Image courtesy of Kathryn Maguire
Catherine Barrgary | Emma Houlihan | Kathryn Maguire
Curated by Deirdre Morrissey
4th-23rd March 2016
Opening 6pm, Thursday 3rd March
Terra Incognita is a Latin term used by early cartographers referring to un-colonized or unconquered land, or what was often referred to as virgin territory. The word ‘incognita’ here is the female of the term ‘incognito’ where ones identity is concealed or hidden. The feminization of hidden, unknown or unconquered land even the feminization of the word ‘virginal’ reminds us of the male perspective on the language used to refer to possession and territory. Land was considered virgin territory if untouched but land could also be raped and plundered through conquest, as could the female body.
Ownership of land historically was considered a male right of possession, so perhaps the land itself was considered female in order to be the counterpoint of the male farmer. The term Terra Incognita is used when referring more specifically to land as property. The concept of land as personal property is said to have come about with the advent of the agricultural revolution and with agriculture came a need to control personal territory. Inequality amongst the sexes is said to have its roots in the social organisation of the farming societies when women also began to be considered part of a man’s property and their status declined.
So if land is not owned, named or farmed it becomes Terra Incognita – it is left unchartered, a blank space on an old map. In many ways the same could be said historically of women; if they were not married (owned and named) or farmed (childless) then they did not hold status in the community. Like the untouched woman these blanks on colonial maps held a sort of mystery, a place yet to be explored or controlled. The desire for control of territory through colonization meant that these unexplored places eventually diminished and so Terra Incognita can also serve as a reminder of the tenuousness of possession of land.
The three female artists chosen for this exhibition Terra Incognita have all responded individually to these ideas. Their artwork broadly references the land, geography, its physical material make up and also wider philosophical notions about inhabiting unchartered spaces and exploration. Each artist possesses an intuitive response to materials in their individual art practices and a sensitivity to common notions of territory and possession.
Emma Houlihan fluctuates between protagonist and antagonist, reading the landscape and its potential for transformation. A series of actions exist within the public sphere and the gallery, interactions and interventions which crystalize the incidental moment in an expanding process of enquiry.
Kathryn Maguire’s practice uses text, sculpture, video, and installation work. She has used text and materials of signage as a means to highlight historical writings in public spaces, making diverse cultural references that link the historical with contemporary. She seeks to highlight moments from history, looking in the past for a potentiality, which represents an opening and a questioning.

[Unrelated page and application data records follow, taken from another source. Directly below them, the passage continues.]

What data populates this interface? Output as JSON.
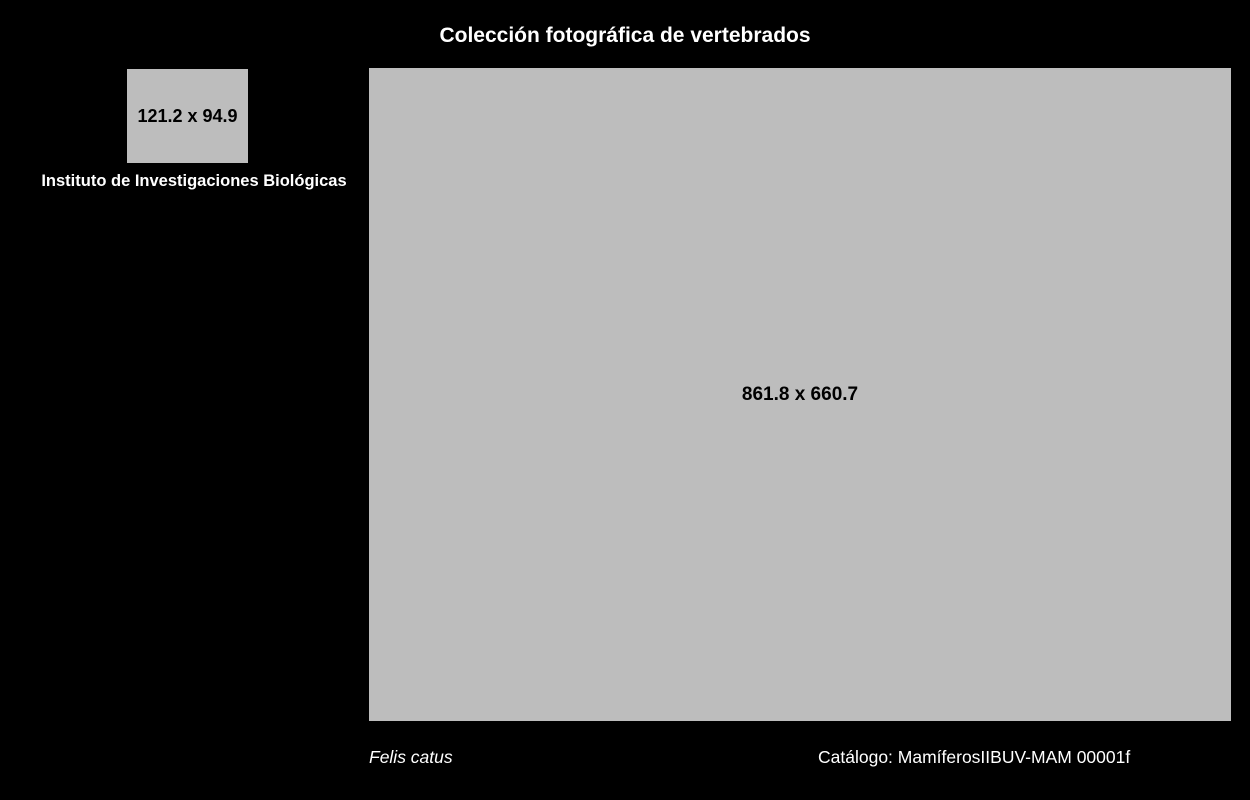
{
  "header": {
    "title": "Colección fotográfica de vertebrados"
  },
  "institution": {
    "logo_placeholder_text": "121.2 x 94.9",
    "name": "Instituto de Investigaciones Biológicas"
  },
  "photo": {
    "placeholder_text": "861.8 x 660.7"
  },
  "footer": {
    "species": "Felis catus",
    "catalog": "Catálogo: MamíferosIIBUV-MAM 00001f"
  },
  "colors": {
    "background": "#000000",
    "placeholder": "#bdbdbd",
    "text": "#ffffff"
  }
}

In a new departure Maguire explores the idea of Time and is currently researching geological events throughout the history of time and deep time.
In her practice Catherine Barrgary generates sculpture, performance and immersive events. These are lightly held or fused together using humble and often reversible processes. The outcomes of these processes are fragile and contingent, so that the work emits a vulnerable human presence. This gives sense that the work has been made by an outsider, encountering and repurposing human knowledge and materiality. She uses art as a form of poetic politics.